Escaping the Routine If you’re looking for something new and exciting, you'll want to teach somewhere that is as far away from your daily routine as you can imagine, and you’re probably interested in some beautiful scenery along the way. Look for places and short-term programs that will challenge you.
Popular locations for consideration: Myanmar, Colombia, France, Turkey
Keep in mind that the best time to apply to short-term jobs is a month or two before you'd like to start. If you're looking to work at a summer camp, apply in the late spring. If you're looking to teach over your winter break, apply in the fall.
Short-term Teaching Fees & Pay Rates

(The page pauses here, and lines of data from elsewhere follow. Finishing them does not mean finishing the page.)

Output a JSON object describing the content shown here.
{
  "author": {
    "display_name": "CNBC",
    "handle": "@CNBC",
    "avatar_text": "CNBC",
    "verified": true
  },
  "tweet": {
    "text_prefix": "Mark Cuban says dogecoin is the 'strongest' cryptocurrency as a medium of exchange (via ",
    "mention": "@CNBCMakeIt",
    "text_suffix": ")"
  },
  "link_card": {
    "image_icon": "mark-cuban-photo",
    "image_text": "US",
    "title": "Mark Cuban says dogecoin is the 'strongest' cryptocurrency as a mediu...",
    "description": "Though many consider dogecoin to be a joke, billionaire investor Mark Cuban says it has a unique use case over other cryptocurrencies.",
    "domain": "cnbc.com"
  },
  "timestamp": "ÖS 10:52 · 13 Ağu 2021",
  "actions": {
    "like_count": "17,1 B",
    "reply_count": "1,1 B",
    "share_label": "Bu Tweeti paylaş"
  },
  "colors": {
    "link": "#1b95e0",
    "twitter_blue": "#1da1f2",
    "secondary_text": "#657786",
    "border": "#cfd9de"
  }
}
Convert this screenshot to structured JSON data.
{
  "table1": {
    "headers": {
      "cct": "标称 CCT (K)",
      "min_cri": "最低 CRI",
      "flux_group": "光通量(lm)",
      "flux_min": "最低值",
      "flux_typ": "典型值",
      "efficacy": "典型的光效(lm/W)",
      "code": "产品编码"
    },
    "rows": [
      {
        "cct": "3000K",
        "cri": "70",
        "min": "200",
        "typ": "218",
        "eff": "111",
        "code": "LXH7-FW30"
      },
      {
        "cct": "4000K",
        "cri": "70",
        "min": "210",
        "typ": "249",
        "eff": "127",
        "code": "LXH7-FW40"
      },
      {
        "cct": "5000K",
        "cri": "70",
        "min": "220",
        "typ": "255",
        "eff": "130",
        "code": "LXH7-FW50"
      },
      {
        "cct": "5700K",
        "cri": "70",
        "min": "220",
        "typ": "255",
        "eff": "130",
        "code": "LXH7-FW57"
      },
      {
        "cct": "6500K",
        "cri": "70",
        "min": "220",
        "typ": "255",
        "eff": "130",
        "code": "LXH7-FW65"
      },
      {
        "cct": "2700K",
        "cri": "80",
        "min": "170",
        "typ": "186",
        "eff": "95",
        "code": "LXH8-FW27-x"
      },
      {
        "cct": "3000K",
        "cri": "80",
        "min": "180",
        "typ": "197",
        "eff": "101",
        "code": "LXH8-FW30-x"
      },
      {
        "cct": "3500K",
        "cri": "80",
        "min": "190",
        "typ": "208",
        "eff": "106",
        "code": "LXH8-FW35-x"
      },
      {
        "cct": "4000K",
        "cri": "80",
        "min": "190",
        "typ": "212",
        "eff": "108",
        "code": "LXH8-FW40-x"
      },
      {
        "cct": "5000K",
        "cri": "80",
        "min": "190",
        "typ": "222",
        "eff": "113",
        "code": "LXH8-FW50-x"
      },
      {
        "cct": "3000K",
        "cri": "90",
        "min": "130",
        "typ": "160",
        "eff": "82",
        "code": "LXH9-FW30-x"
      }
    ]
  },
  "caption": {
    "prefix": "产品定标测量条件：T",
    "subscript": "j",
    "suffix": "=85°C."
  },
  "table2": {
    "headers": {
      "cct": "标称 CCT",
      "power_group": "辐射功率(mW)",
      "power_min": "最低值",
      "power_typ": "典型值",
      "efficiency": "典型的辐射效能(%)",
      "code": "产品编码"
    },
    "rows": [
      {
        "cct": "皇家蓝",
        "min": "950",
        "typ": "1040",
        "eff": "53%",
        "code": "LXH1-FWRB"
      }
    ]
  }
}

It's good to keep in mind the kind of fees involved in short-term teaching opportunities. First, if you're going overseas you will have to pay for your airfare and any transportation to and from your desired location. Some summer camps or volunteer organizations may have fees for their applications or for participation in their program as well.
Most volunteer teaching jobs are unpaid. However, many of these programs provide housing, meals, and other enriching activities in exchange for your time. Summer camp teaching jobs are usually aimed at college students or graduates and provide compensation in the form of hands-on experience and visa sponsorships. This is common in Europe, where it might be hard to get a visa to work in the EU otherwise.
Short-term teaching jobs at a language school are the most likely to provide a set hourly rate, which will vary depending on the country.
Next Steps to Teaching Abroad
The Next Steps
You’re packed and ready to go. Now all that’s left is doing your job. Here are a couple of hints for making lesson plans, which will guide you and your students for the entirety of your stay. While it’s best to have a daily lesson plan, doing them a week in advance helps you stay flexible and adjust to the pace of the class.
- Know your age range Think about what their learning level is. What and how you teach should be vastly different for beginners English in elementary school and advanced English in a college setting.
- Set goals. Decide what you can accomplish in one lesson. How long is the class? What is the one main idea you would like to pass on for the day? In addition, how long are you planning to stay? Can you accomplish your goals during your short term teaching term?
- Create activities. Think of a warm-up, main lesson, and a wrap-up. Include what you will assign as homework, so you can tell if they soaked up all the information.
- Prepare materials. Make a list of everything you’ll need for the activities,
whether it’s games, slides, computer programs, or chalk. Get creative to keep
your class involved!
Short-term Teaching Programs
Frequently Asked Questions
When is the best time to apply for a short-term job teaching English?
The best time to apply to a short-term teaching job is a month or two before your desired start date. This will give you time to complete your application, get your visa situated, and your transportation to and from your program location. For example, you should apply in the late spring if you'd like to work at a summer language camp or in the fall if you want to teach over the winter break.
What qualifications do you need for a short-term teaching job?
While you usually need a bachelor's degree and a teaching certificate (like a TEFL) to be a full-time English teacher abroad, many short-term teaching jobs have fewer requirements. Most importantly you need to be a native English speaker. Some programs may also require proof of university or college attendance.
How can I get a summer job abroad?
If you're looking for a meaningful and fun job to fill your summer, consider teaching English abroad. As one of the most popular summer opportunities, English language camps are a great way to meet new people, get teaching experience, and travel to a new location.
How long are short-term teach abroad programs?
You can find almost any kind of time-frame you're looking for, ranging from one week to 10 days to a few months. Programs that are considered short-term are usually those that last less than six months.